─── Data for this task ───

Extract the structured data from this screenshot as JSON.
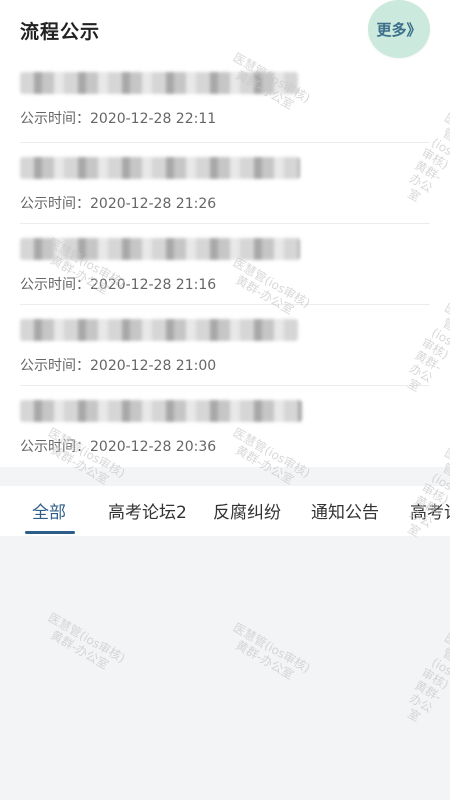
{
  "section": {
    "title": "流程公示",
    "more_label": "更多》"
  },
  "items": [
    {
      "time": "公示时间：2020-12-28 22:11"
    },
    {
      "time": "公示时间：2020-12-28 21:26"
    },
    {
      "time": "公示时间：2020-12-28 21:16"
    },
    {
      "time": "公示时间：2020-12-28 21:00"
    },
    {
      "time": "公示时间：2020-12-28 20:36"
    }
  ],
  "tabs": [
    {
      "label": "全部",
      "active": true
    },
    {
      "label": "高考论坛2",
      "active": false
    },
    {
      "label": "反腐纠纷",
      "active": false
    },
    {
      "label": "通知公告",
      "active": false
    },
    {
      "label": "高考论",
      "active": false
    }
  ],
  "watermark": {
    "line1": "医慧管(ios审核)",
    "line2": "黄群-办公室"
  },
  "colors": {
    "accent": "#2f5d8a",
    "more_bg": "#cbe9dc",
    "page_bg": "#f3f4f6"
  }
}
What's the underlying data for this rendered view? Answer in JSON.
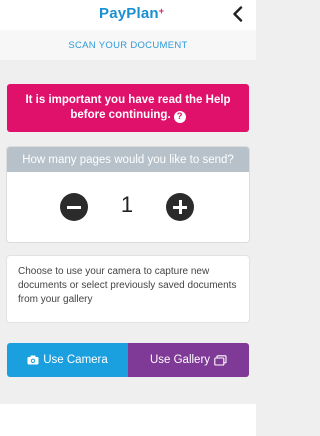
{
  "header": {
    "logo_text": "PayPlan",
    "logo_mark": "+",
    "back_icon": "chevron-left-icon"
  },
  "subtitle": "SCAN YOUR DOCUMENT",
  "help_banner": {
    "text": "It is important you have read the Help before continuing.",
    "icon": "question-circle-icon",
    "icon_glyph": "?",
    "background": "#e0116b"
  },
  "pages": {
    "question": "How many pages would you like to send?",
    "quantity": "1",
    "minus_icon": "minus-circle-icon",
    "plus_icon": "plus-circle-icon"
  },
  "info": {
    "text": "Choose to use your camera to capture new documents or select previously saved documents from your gallery"
  },
  "actions": {
    "camera_label": "Use Camera",
    "camera_icon": "camera-icon",
    "camera_color": "#1aa0de",
    "gallery_label": "Use Gallery",
    "gallery_icon": "gallery-icon",
    "gallery_color": "#7e3a96"
  }
}
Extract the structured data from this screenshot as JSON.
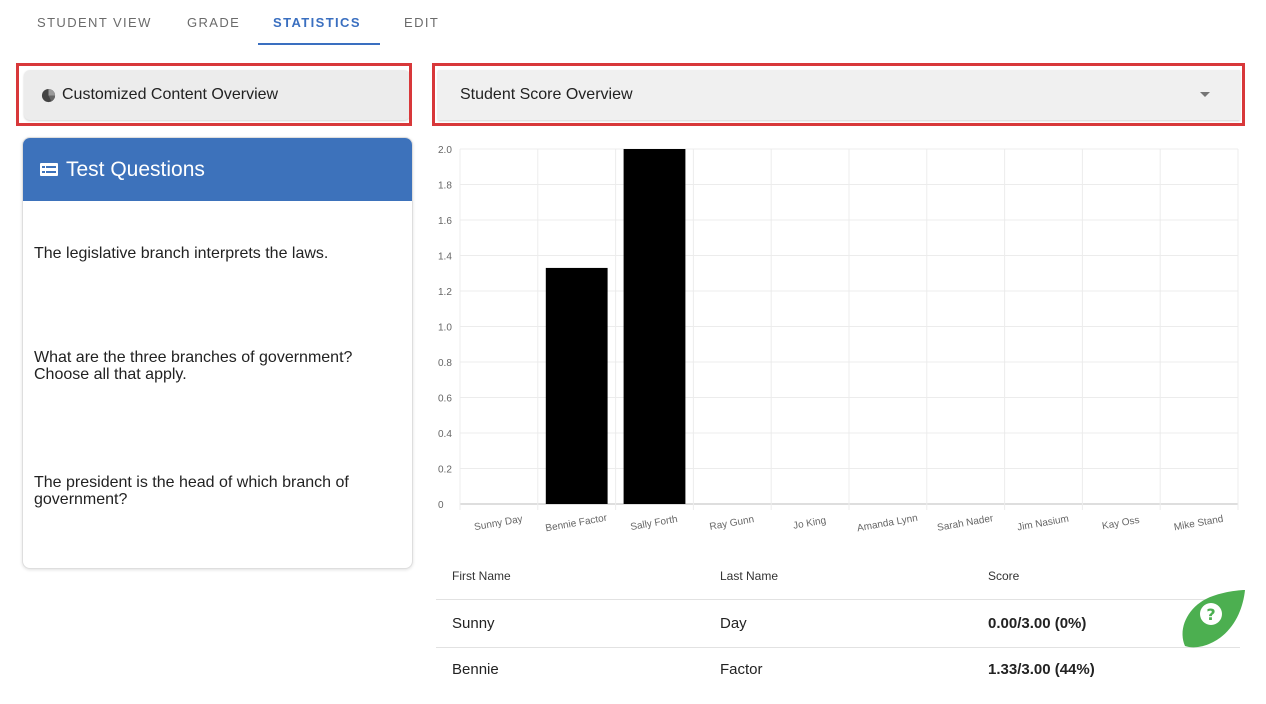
{
  "tabs": [
    {
      "label": "STUDENT VIEW",
      "active": false
    },
    {
      "label": "GRADE",
      "active": false
    },
    {
      "label": "STATISTICS",
      "active": true
    },
    {
      "label": "EDIT",
      "active": false
    }
  ],
  "overview_button": {
    "label": "Customized Content Overview",
    "icon": "pie-chart-icon"
  },
  "score_dropdown": {
    "selected": "Student Score Overview",
    "icon": "caret-down-icon"
  },
  "questions_card": {
    "title": "Test Questions",
    "icon": "list-card-icon",
    "questions": [
      "The legislative branch interprets the laws.",
      "What are the three branches of government? Choose all that apply.",
      "The president is the head of which branch of government?"
    ]
  },
  "chart_data": {
    "type": "bar",
    "categories": [
      "Sunny Day",
      "Bennie Factor",
      "Sally Forth",
      "Ray Gunn",
      "Jo King",
      "Amanda Lynn",
      "Sarah Nader",
      "Jim Nasium",
      "Kay Oss",
      "Mike Stand"
    ],
    "values": [
      0,
      1.33,
      2.0,
      0,
      0,
      0,
      0,
      0,
      0,
      0
    ],
    "yticks": [
      "0",
      "0.2",
      "0.4",
      "0.6",
      "0.8",
      "1.0",
      "1.2",
      "1.4",
      "1.6",
      "1.8",
      "2.0"
    ],
    "ylim": [
      0,
      2.0
    ],
    "grid": true,
    "bar_color": "#000000"
  },
  "score_table": {
    "headers": [
      "First Name",
      "Last Name",
      "Score"
    ],
    "rows": [
      [
        "Sunny",
        "Day",
        "0.00/3.00 (0%)"
      ],
      [
        "Bennie",
        "Factor",
        "1.33/3.00 (44%)"
      ]
    ]
  },
  "colors": {
    "accent": "#3a6fc0",
    "card_header": "#3d72bb",
    "highlight": "#d8383a",
    "help_button": "#4caf50"
  },
  "help_button": {
    "icon": "question-mark-icon",
    "glyph": "?"
  }
}
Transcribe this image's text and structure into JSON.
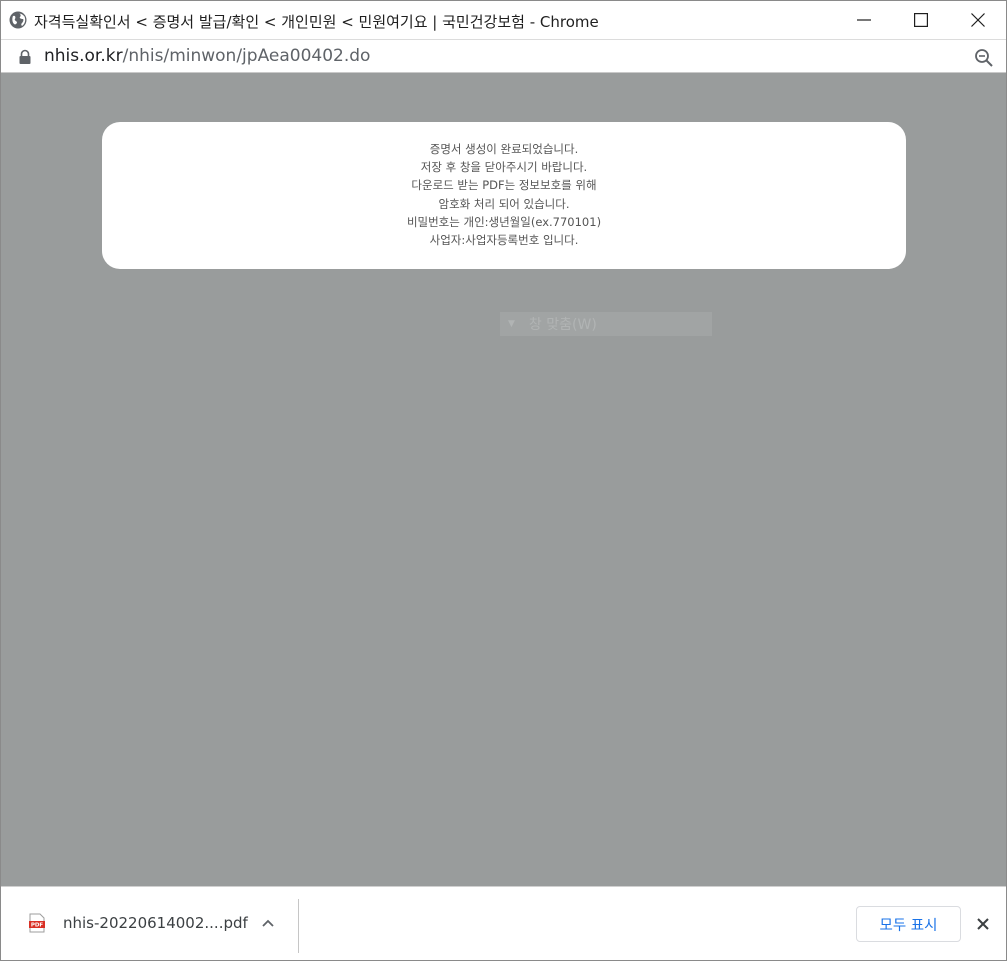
{
  "window": {
    "title": "자격득실확인서 < 증명서 발급/확인 < 개인민원 < 민원여기요 | 국민건강보험 - Chrome"
  },
  "addressbar": {
    "url_host": "nhis.or.kr",
    "url_path": "/nhis/minwon/jpAea00402.do"
  },
  "dialog": {
    "lines": [
      "증명서 생성이 완료되었습니다.",
      "저장 후 창을 닫아주시기 바랍니다.",
      "다운로드 받는 PDF는 정보보호를 위해",
      "암호화 처리 되어 있습니다.",
      "비밀번호는 개인:생년월일(ex.770101)",
      "사업자:사업자등록번호 입니다."
    ]
  },
  "background_control": {
    "label": "창 맞춤(W)"
  },
  "downloads": {
    "filename": "nhis-20220614002....pdf",
    "show_all_label": "모두 표시"
  },
  "icons": {
    "title": "globe-icon",
    "lock": "lock-icon",
    "zoom": "zoom-icon",
    "file": "pdf-file-icon",
    "chevron": "chevron-up-icon",
    "close": "close-icon"
  }
}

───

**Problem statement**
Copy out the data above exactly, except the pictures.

**Finished task**
Extract the structured data from this screenshot as JSON.
{
  "section": {
    "title": "流程公示",
    "more_label": "更多》"
  },
  "items": [
    {
      "time": "公示时间：2020-12-28 22:11"
    },
    {
      "time": "公示时间：2020-12-28 21:26"
    },
    {
      "time": "公示时间：2020-12-28 21:16"
    },
    {
      "time": "公示时间：2020-12-28 21:00"
    },
    {
      "time": "公示时间：2020-12-28 20:36"
    }
  ],
  "tabs": [
    {
      "label": "全部",
      "active": true
    },
    {
      "label": "高考论坛2",
      "active": false
    },
    {
      "label": "反腐纠纷",
      "active": false
    },
    {
      "label": "通知公告",
      "active": false
    },
    {
      "label": "高考论",
      "active": false
    }
  ],
  "watermark": {
    "line1": "医慧管(ios审核)",
    "line2": "黄群-办公室"
  },
  "colors": {
    "accent": "#2f5d8a",
    "more_bg": "#cbe9dc",
    "page_bg": "#f3f4f6"
  }
}
What's the underlying data for this rendered view? Answer in JSON.
{
  "header": {
    "logo_text": "PayPlan",
    "logo_mark": "+",
    "back_icon": "chevron-left-icon"
  },
  "subtitle": "SCAN YOUR DOCUMENT",
  "help_banner": {
    "text": "It is important you have read the Help before continuing.",
    "icon": "question-circle-icon",
    "icon_glyph": "?",
    "background": "#e0116b"
  },
  "pages": {
    "question": "How many pages would you like to send?",
    "quantity": "1",
    "minus_icon": "minus-circle-icon",
    "plus_icon": "plus-circle-icon"
  },
  "info": {
    "text": "Choose to use your camera to capture new documents or select previously saved documents from your gallery"
  },
  "actions": {
    "camera_label": "Use Camera",
    "camera_icon": "camera-icon",
    "camera_color": "#1aa0de",
    "gallery_label": "Use Gallery",
    "gallery_icon": "gallery-icon",
    "gallery_color": "#7e3a96"
  }
}
Extract the structured data from this screenshot as JSON.
{
  "tabs": [
    {
      "label": "STUDENT VIEW",
      "active": false
    },
    {
      "label": "GRADE",
      "active": false
    },
    {
      "label": "STATISTICS",
      "active": true
    },
    {
      "label": "EDIT",
      "active": false
    }
  ],
  "overview_button": {
    "label": "Customized Content Overview",
    "icon": "pie-chart-icon"
  },
  "score_dropdown": {
    "selected": "Student Score Overview",
    "icon": "caret-down-icon"
  },
  "questions_card": {
    "title": "Test Questions",
    "icon": "list-card-icon",
    "questions": [
      "The legislative branch interprets the laws.",
      "What are the three branches of government? Choose all that apply.",
      "The president is the head of which branch of government?"
    ]
  },
  "chart_data": {
    "type": "bar",
    "categories": [
      "Sunny Day",
      "Bennie Factor",
      "Sally Forth",
      "Ray Gunn",
      "Jo King",
      "Amanda Lynn",
      "Sarah Nader",
      "Jim Nasium",
      "Kay Oss",
      "Mike Stand"
    ],
    "values": [
      0,
      1.33,
      2.0,
      0,
      0,
      0,
      0,
      0,
      0,
      0
    ],
    "yticks": [
      "0",
      "0.2",
      "0.4",
      "0.6",
      "0.8",
      "1.0",
      "1.2",
      "1.4",
      "1.6",
      "1.8",
      "2.0"
    ],
    "ylim": [
      0,
      2.0
    ],
    "grid": true,
    "bar_color": "#000000"
  },
  "score_table": {
    "headers": [
      "First Name",
      "Last Name",
      "Score"
    ],
    "rows": [
      [
        "Sunny",
        "Day",
        "0.00/3.00 (0%)"
      ],
      [
        "Bennie",
        "Factor",
        "1.33/3.00 (44%)"
      ]
    ]
  },
  "colors": {
    "accent": "#3a6fc0",
    "card_header": "#3d72bb",
    "highlight": "#d8383a",
    "help_button": "#4caf50"
  },
  "help_button": {
    "icon": "question-mark-icon",
    "glyph": "?"
  }
}
Transcribe this image's text and structure into JSON.
{
  "window": {
    "title": "자격득실확인서 < 증명서 발급/확인 < 개인민원 < 민원여기요 | 국민건강보험 - Chrome"
  },
  "addressbar": {
    "url_host": "nhis.or.kr",
    "url_path": "/nhis/minwon/jpAea00402.do"
  },
  "dialog": {
    "lines": [
      "증명서 생성이 완료되었습니다.",
      "저장 후 창을 닫아주시기 바랍니다.",
      "다운로드 받는 PDF는 정보보호를 위해",
      "암호화 처리 되어 있습니다.",
      "비밀번호는 개인:생년월일(ex.770101)",
      "사업자:사업자등록번호 입니다."
    ]
  },
  "background_control": {
    "label": "창 맞춤(W)"
  },
  "downloads": {
    "filename": "nhis-20220614002....pdf",
    "show_all_label": "모두 표시"
  },
  "icons": {
    "title": "globe-icon",
    "lock": "lock-icon",
    "zoom": "zoom-icon",
    "file": "pdf-file-icon",
    "chevron": "chevron-up-icon",
    "close": "close-icon"
  }
}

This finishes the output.